◆ Your instructions: Return, from the data that follows, each line that holds the word "trees".
Dataset START
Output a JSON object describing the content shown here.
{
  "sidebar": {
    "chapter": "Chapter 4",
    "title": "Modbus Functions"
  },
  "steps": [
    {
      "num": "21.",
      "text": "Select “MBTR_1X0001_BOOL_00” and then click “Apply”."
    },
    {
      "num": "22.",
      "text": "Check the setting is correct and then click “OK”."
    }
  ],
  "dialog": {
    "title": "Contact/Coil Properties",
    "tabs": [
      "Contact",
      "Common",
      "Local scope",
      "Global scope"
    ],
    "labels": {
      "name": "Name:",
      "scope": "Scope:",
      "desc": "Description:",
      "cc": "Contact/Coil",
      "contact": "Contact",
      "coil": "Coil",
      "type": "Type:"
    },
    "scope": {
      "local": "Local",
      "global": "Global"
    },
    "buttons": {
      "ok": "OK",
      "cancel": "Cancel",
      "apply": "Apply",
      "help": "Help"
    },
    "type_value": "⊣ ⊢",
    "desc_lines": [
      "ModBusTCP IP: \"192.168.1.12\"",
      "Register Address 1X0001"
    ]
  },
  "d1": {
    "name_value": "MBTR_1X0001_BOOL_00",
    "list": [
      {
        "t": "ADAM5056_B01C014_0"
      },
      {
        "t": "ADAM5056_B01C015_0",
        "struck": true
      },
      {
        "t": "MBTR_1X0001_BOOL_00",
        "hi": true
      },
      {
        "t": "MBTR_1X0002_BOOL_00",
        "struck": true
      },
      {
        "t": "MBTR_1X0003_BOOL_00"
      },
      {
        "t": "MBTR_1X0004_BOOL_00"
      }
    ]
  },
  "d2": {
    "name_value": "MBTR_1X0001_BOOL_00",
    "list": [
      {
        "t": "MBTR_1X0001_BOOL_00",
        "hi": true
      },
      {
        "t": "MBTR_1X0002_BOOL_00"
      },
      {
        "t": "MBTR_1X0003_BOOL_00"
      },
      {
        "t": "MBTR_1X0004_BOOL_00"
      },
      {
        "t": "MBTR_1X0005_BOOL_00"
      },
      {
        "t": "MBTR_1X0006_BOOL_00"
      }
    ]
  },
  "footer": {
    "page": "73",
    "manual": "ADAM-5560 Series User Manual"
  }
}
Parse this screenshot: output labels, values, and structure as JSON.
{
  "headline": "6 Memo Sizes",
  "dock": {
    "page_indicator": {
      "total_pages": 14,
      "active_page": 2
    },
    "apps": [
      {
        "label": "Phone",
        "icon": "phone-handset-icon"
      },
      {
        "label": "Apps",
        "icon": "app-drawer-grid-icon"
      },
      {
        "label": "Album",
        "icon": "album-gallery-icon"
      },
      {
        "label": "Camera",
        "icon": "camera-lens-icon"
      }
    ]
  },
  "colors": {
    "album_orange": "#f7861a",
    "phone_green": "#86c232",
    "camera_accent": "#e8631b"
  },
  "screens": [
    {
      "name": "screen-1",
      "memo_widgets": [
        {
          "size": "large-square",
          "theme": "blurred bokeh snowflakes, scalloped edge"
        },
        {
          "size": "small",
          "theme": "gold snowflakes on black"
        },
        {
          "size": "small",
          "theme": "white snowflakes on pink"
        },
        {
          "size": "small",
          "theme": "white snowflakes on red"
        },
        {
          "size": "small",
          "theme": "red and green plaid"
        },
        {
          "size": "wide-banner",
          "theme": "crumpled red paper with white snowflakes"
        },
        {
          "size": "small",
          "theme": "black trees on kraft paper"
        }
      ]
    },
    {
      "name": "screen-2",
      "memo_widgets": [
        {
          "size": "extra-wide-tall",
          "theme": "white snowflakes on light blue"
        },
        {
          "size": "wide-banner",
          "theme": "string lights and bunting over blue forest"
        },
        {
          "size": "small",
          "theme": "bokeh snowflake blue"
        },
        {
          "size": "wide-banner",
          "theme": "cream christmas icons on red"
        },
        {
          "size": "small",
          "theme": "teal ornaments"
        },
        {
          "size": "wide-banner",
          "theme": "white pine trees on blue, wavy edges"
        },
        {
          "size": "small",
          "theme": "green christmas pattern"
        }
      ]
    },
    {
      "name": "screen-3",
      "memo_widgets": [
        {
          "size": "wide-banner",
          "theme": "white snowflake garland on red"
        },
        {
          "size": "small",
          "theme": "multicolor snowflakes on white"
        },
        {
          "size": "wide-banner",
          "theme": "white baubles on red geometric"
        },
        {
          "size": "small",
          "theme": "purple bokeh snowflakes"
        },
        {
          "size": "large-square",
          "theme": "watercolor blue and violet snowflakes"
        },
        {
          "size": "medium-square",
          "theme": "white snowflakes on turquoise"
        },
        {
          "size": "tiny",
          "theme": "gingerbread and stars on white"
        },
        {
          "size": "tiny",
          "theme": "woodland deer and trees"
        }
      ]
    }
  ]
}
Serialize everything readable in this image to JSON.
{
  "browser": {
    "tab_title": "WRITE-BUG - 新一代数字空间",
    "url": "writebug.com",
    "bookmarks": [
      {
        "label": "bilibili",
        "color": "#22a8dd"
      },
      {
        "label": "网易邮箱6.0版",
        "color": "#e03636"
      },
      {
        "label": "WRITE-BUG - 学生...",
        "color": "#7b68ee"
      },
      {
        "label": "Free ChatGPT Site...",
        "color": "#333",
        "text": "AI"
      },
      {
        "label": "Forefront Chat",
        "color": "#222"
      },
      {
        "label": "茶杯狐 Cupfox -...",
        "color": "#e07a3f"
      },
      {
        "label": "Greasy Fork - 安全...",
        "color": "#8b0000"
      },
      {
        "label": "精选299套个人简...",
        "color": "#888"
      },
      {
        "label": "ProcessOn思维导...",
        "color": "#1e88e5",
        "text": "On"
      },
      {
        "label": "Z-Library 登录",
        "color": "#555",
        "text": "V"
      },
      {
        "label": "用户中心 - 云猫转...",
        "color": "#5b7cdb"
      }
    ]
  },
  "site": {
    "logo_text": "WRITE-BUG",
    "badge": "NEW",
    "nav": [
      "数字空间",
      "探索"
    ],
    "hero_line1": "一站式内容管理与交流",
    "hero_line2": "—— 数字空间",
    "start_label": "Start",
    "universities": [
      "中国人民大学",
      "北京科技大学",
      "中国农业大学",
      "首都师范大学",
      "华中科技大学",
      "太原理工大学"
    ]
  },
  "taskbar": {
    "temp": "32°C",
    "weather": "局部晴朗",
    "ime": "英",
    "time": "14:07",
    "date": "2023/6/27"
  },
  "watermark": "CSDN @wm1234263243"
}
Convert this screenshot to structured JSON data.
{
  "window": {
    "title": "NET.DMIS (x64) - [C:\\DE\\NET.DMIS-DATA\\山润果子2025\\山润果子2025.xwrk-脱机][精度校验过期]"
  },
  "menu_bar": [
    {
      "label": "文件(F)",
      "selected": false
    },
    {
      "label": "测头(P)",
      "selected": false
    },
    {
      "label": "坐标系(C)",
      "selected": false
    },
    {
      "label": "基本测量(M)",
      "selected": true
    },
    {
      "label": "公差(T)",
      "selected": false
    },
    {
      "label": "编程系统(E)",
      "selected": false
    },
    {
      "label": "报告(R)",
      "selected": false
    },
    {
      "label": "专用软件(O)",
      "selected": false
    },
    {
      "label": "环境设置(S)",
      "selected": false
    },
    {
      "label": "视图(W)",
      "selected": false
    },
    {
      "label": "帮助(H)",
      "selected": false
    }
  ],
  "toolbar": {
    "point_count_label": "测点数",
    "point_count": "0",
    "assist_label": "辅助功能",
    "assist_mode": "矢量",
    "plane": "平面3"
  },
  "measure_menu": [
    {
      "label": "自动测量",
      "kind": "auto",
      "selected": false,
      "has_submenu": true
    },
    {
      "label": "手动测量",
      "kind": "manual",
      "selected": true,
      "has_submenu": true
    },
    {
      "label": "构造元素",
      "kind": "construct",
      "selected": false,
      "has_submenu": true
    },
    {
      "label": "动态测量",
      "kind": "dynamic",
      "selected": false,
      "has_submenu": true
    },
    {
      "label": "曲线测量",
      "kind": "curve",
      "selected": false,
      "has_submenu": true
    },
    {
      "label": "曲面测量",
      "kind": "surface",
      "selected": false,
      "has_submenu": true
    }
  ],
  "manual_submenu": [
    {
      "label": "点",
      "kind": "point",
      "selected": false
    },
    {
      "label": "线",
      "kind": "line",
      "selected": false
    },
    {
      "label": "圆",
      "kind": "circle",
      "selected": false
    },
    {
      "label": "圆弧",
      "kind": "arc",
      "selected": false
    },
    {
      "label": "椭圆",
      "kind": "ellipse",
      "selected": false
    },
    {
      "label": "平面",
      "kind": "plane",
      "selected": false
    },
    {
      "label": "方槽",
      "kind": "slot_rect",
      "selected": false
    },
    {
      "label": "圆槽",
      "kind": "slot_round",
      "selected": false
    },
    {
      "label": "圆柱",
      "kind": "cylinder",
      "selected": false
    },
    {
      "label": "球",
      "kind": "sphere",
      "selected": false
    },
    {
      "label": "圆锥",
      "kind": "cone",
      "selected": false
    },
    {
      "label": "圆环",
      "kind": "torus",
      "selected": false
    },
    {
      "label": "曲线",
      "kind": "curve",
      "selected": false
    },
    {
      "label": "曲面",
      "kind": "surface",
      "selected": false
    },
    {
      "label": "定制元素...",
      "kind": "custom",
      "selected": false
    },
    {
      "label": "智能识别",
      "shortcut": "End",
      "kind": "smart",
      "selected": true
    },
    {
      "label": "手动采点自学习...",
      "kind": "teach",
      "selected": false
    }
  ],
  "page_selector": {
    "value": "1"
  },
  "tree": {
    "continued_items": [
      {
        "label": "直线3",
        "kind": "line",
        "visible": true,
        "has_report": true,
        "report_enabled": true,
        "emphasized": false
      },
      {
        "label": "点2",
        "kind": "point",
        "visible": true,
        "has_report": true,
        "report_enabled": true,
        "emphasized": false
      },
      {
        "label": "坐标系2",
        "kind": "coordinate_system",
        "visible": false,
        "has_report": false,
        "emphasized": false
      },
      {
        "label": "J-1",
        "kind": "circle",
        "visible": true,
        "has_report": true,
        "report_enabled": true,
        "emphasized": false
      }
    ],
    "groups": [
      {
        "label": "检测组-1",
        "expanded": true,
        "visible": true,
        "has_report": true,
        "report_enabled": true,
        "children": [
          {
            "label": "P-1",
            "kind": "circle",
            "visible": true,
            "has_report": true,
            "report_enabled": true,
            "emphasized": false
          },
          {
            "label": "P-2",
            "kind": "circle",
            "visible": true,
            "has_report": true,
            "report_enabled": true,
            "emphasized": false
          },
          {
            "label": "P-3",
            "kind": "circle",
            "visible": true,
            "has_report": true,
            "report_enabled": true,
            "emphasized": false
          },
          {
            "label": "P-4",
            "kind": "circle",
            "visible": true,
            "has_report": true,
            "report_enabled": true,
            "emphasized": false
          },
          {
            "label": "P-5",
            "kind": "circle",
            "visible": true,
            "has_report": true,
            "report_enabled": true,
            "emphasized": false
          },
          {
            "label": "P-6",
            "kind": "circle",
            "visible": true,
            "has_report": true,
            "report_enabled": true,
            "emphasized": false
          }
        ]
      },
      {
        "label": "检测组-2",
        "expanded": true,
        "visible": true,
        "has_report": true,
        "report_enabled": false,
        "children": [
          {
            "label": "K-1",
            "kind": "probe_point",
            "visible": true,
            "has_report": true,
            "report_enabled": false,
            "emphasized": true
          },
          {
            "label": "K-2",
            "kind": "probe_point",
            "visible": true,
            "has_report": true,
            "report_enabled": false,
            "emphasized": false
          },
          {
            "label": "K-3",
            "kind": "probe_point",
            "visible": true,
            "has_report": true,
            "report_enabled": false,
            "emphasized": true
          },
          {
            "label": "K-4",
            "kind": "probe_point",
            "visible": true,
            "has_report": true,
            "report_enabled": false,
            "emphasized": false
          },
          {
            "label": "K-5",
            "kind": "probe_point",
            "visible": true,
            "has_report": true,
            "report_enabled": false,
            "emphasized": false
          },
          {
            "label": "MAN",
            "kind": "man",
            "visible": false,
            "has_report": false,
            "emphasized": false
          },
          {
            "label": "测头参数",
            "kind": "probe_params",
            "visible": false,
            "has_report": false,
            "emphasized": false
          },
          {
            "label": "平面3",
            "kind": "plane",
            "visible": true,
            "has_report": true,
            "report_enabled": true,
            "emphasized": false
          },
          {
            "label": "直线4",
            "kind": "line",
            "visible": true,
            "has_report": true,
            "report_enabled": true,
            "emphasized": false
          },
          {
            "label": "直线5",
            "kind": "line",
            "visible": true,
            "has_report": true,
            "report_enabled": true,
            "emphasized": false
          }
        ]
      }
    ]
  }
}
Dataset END
◆ Output of the exercise:
          "theme": "black trees on kraft paper"
          "theme": "white pine trees on blue, wavy edges"
          "theme": "woodland deer and trees"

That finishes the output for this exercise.